The benefits are myriad—from less time spent editing (SO much less) and no memory cards to get corrupted, to the unparalleled depth and color of film photos (not that I’m biased)—and there has never been a better time jump in.
Here are a few tips to get you started shooting beautiful analog photos on any 35mm camera.
Metering for film might seem intimidating at first, but this one simple (albeit strange-sounding) idea is a good place to start: exposing for film is the opposite of exposing for digital.
Where digital performs well in low light, film really shines in bright light. Where you’d underexpose digital to preserve the highlights, you can overexpose your film to preserve shadow detail without fear of blowing your highlights. Instead of metering for the brightest part of the frame, meter for the darkest.
For outdoor shooting, grab a film stock with an ISO of 100 or 200, like Kodak Gold, T-Max or Agfa Vista (if you can find it!), and for a great all-around option, you can’t go wrong with a 400-ISO stock like Fuji Superia or Kodak Ultramax.
People love to talk about film’s incredible exposure latitude, and while it’s true that you can expose your film a variety of ways to create different looks (more on this in a minute) the vast majority of film’s latitude is on the side of overexposure.
While some film stocks can be overexposed as many as six stops and still produce usable results, underexpose by more than a stop and you’ll start to get dull colors, muddy blacks and a grainy mess where your shadow detail should be.
With digital images, underexposed equals dark. But if film doesn’t get enough light there’s nothing to render (light = information) and your image will be flat and faded. Want better contrast and more saturated colors in your film images? Rich blacks and sharp highlights? Meter for the shadows and fire away.
Since you can’t check your monitor for instant feedback on your settings, bracketing is your friend—especially while you’re learning the limits of different film stocks and figuring out your film-shooting style.

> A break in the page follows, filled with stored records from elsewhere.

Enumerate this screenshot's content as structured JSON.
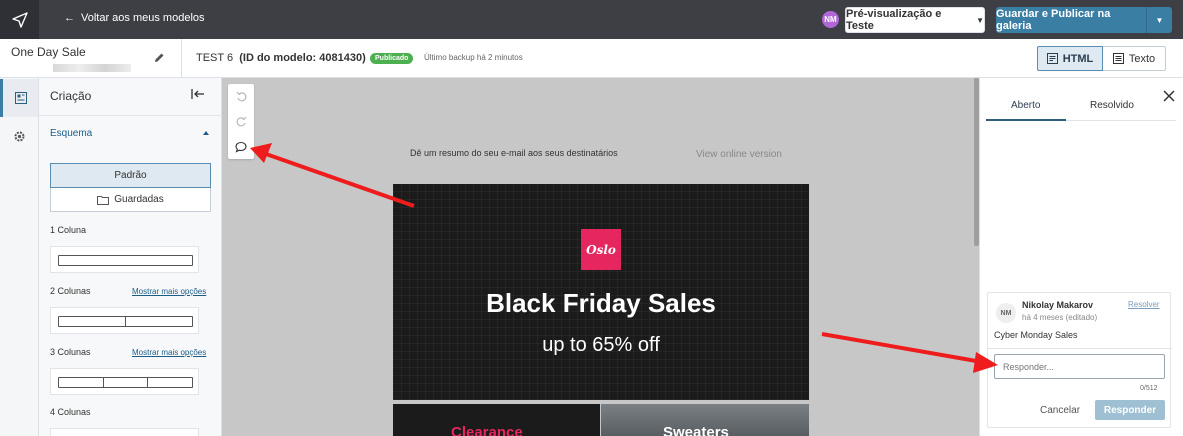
{
  "topbar": {
    "back_label": "Voltar aos meus modelos",
    "user_initials": "NM",
    "preview_label": "Pré-visualização e Teste",
    "publish_label": "Guardar e Publicar na galeria"
  },
  "subbar": {
    "template_name": "One Day Sale",
    "template_title": "TEST 6",
    "template_id": "(ID do modelo: 4081430)",
    "status_badge": "Publicado",
    "backup_text": "Último backup há 2 minutos",
    "html_label": "HTML",
    "text_label": "Texto"
  },
  "panel": {
    "title": "Criação",
    "section": "Esquema",
    "padrao_label": "Padrão",
    "guardadas_label": "Guardadas",
    "col1": "1 Coluna",
    "col2": "2 Colunas",
    "col3": "3 Colunas",
    "col4": "4 Colunas",
    "more_options": "Mostrar mais opções"
  },
  "canvas": {
    "preheader": "Dê um resumo do seu e-mail aos seus destinatários",
    "view_online": "View online version",
    "logo_text": "Oslo",
    "headline": "Black Friday Sales",
    "subheadline": "up to 65% off",
    "tile1": "Clearance",
    "tile2": "Sweaters"
  },
  "comments": {
    "tab_open": "Aberto",
    "tab_resolved": "Resolvido",
    "author_initials": "NM",
    "author": "Nikolay Makarov",
    "time": "há 4 meses (editado)",
    "resolve_label": "Resolver",
    "comment_text": "Cyber Monday Sales",
    "reply_placeholder": "Responder...",
    "counter": "0/512",
    "cancel_label": "Cancelar",
    "reply_label": "Responder"
  },
  "colors": {
    "accent": "#3a7ea4",
    "brand_pink": "#e6265f",
    "annotation_arrow": "#ee1c1c"
  },
  "icons": [
    "send-icon",
    "back-arrow-icon",
    "pencil-icon",
    "html-icon",
    "text-doc-icon",
    "layout-icon",
    "gear-icon",
    "collapse-icon",
    "folder-icon",
    "undo-icon",
    "redo-icon",
    "comment-icon",
    "close-icon",
    "caret-down-icon"
  ]
}
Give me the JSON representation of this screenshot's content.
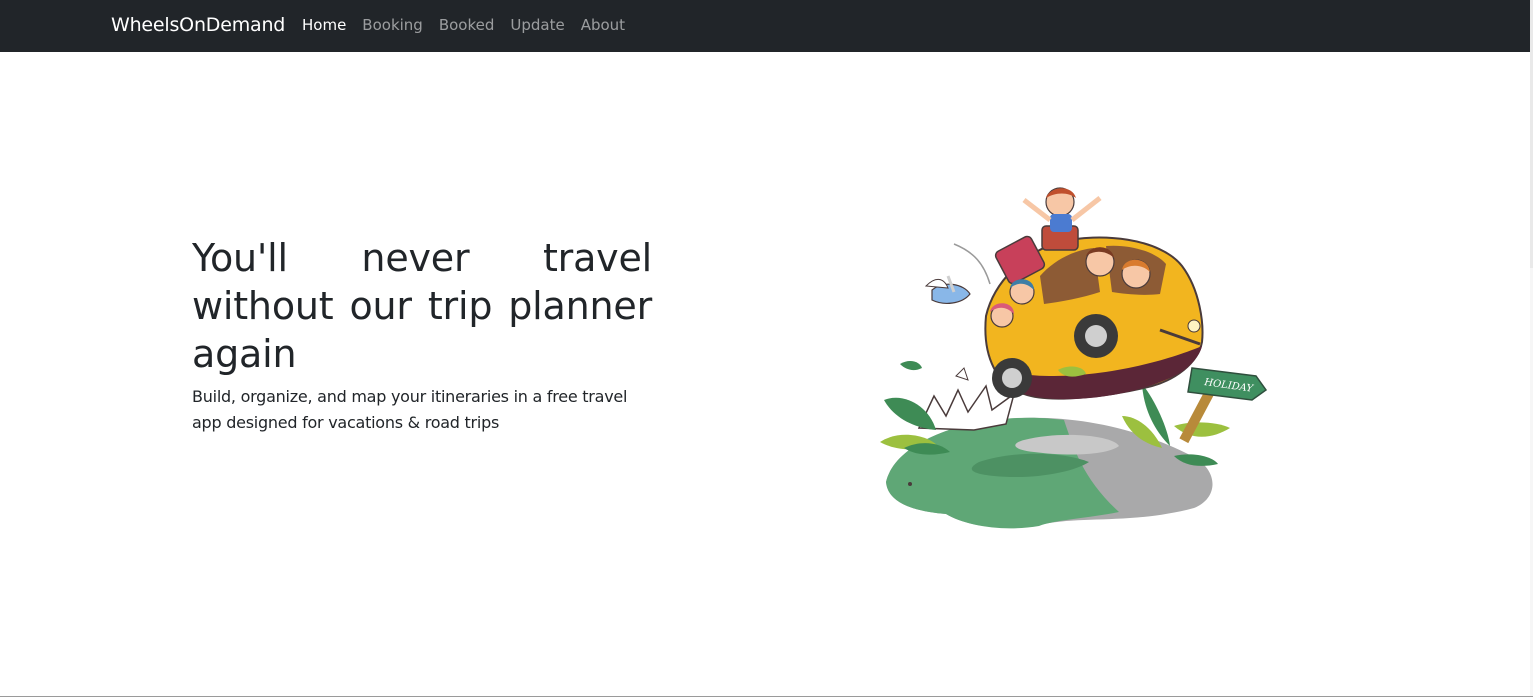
{
  "navbar": {
    "brand": "WheelsOnDemand",
    "links": [
      {
        "label": "Home",
        "active": true
      },
      {
        "label": "Booking",
        "active": false
      },
      {
        "label": "Booked",
        "active": false
      },
      {
        "label": "Update",
        "active": false
      },
      {
        "label": "About",
        "active": false
      }
    ]
  },
  "hero": {
    "title": "You'll never travel without our trip planner again",
    "subtitle": "Build, organize, and map your itineraries in a free travel app designed for vacations & road trips",
    "illustration": {
      "icon": "travel-car-illustration",
      "sign_text": "HOLIDAY"
    }
  },
  "colors": {
    "navbar_bg": "#212529",
    "car_yellow": "#f2b51f",
    "hill_green": "#5fa776",
    "sign_green": "#3f8f60",
    "text_dark": "#212529"
  }
}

Say the scene in front of you has an exposure range of three stops. Which is more important, lights or darks? Skin tones or background color?
The frames above were shot one after another at sunrise. For the first photo I metered for shadows to preserve the detail in the trees and the subtle glow in the branches. The second shot was metered for the highlights to accentuate the color of the sky and texture of the clouds, intentionally silhouetting the trees.
Both are exposed “correctly,” and the image you prefer depends entirely on you. Keep a little notebook in your camera bag to record your settings, and next time you’ll be ahead of the game.
Don’t be lured by the promise of perfect frames with professional film stocks. Composition, emotion, and proper exposure are the keys to beautiful images no matter the medium, and pricier film stocks are no substitute for mastering the basics.
My favourite consumer film stock, Kodak Gold, comes in three packs online for about $12, and produces beautiful tones and colors. Ultramax goes for even less, and Fuji Superia can almost certainly be found at a drug store near you.
Give yourself the freedom to experiment without breaking the bank, learn how different light behaves and practice your metering technique. Each film stock has its own unique qualities, from the base color of the emulsion to the size and quality of the grain, and it’s worth spending some time getting to know your way around these different factors. That way, when you do dive in to professional stocks, you’ll be ready to make the most of them.
If you're new to film photography, instant film can be a fun way to start experimenting. Thanks to the analog renaissance, Polaroid cameras and film are still available, and offer a quick and playful shooting experience to introduce you to the magic imperfections and surprises of film photos.
Photography is always a collaborative process, but nothing forces you to surrender the illusion of control like film. From different film stocks to old cameras to new tactile processes like film loading to learn, there are so many variables. Embracing the unknown and the unpredictable is a big part of the joy of shooting film.
That camera you found in your parents’ basement might leak light, and you might find that those colorful streaks only add to the photos. Or with careful loading you’ll manage to squeeze an extra frame out a roll and find that half of your first frame is overlaid with a vibrant yellow wash.
Just search #firstoftheroll on Instagram for a plethora of examples of how beautiful these unexpected and uncontrollable aspects of film shooting can be.
As an added bonus, the space between taking a photo and seeing the results allows anticipation to build and helps you to see the beauty in whatever comes back, whether a frame turned out exactly as you hoped or better than you’d imagined. And if all else fails, there’s always something to learn from the duds.
This tip might be the simplest but also the most important for new 35mm photographers: Go slow.
Film creates the perfect opportunity to take a deep breath and really take your time. You have a limited number of frames per roll (and each one costs money!) so make them count. Before you press the shutter, pay attention to the corners of your frame, meter the darkest part of the scene and the lightest part, look for middle grey, check for dust or stray hairs on your lens. Just sit with it for a moment. Your future self will thank you.
Whether you’re feeling stagnant in your shooting or looking to expand your technical skills, film is the perfect opportunity to try something new. Take your camera new places, see familiar places with fresh eyes. Simplify and rediscover the magic of anticipation. Get inspired.
Now grab a camera and some film and go shoot!
Cover photo by Karolina Grabowska.
Vancouver-based film photographer, specializing in lifestyle family and branding